In this dramatised documentary, Charles Bean, war correspondent, obsessive historian and reluctant myth maker; tells us all about his remarkable life. From the playing fields of England via the Australian outback, to the maelstrom of the Great War, Charles Bean wrote about life and truth, yet everyone thought he created a myth. He loved Australia the way most people love another person, and as so often happens in love, Australia let him down...Read More
'His life is retold with admirable artistry and succinctness through terrific understated narration, (provided by Nadine Garner); and excellent re-enactments. The result is a wonderfully compact, complex and textured examination of one of the most quietly influential men in Australian history.'
Critic's Choice, Pick of the Week.
'It's a wonderful story told with grace, quiet humour, and a great deal of cinematic skill. Fimeri delivers an elegiac and thoroughly arresting portrait of one of our great writers. As he always does, Fimeri works in a kind of speculative reverie; always alert to riddle, quizzicality and quirk. And like a biographer, Fimeri sees his job as winkling out the truth: one of interpretation, selection and conjuring a terrific story.'
'A thoroughly absorbing new documentary about Charles Bean the courageous Australian war correspondent, intellectually honest, determined to publish unpalatable truths, and to admit where he had been wrong. His description of the, 'tender Australian public which only tolerates flattery, and that in it's cheapest form', rings just as true today.'
Charles Bean is perhaps best remembered for the official histories of Australia in the First World War, of which he wrote six volumes and edited the remaining six. He was also the driving force behind the establishment of the Australian War Memorial and was Australia’s official correspondent to the First World War.

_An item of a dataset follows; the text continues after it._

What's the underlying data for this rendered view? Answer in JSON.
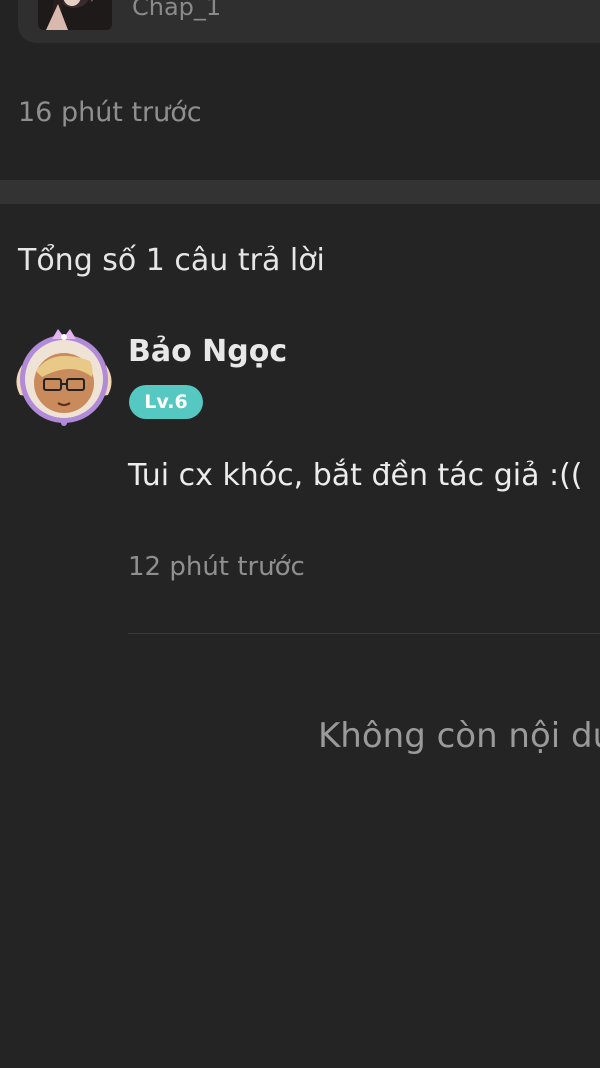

Bean was born November 18 1879 at Bathurst, New South Wales and his family moved to...Read More
The life of Charles Bean encompassed many different parts of the world which were all important to tell his story and so, initially, the greatest challenge for the production was finding the locations to recreate France, Gallipoli, Egypt, outback NSW and the home and hospital of Charles’ later life – all in some sort of proximity to each other.
At one stage it looked like the production was going to stretch from one end of...Read More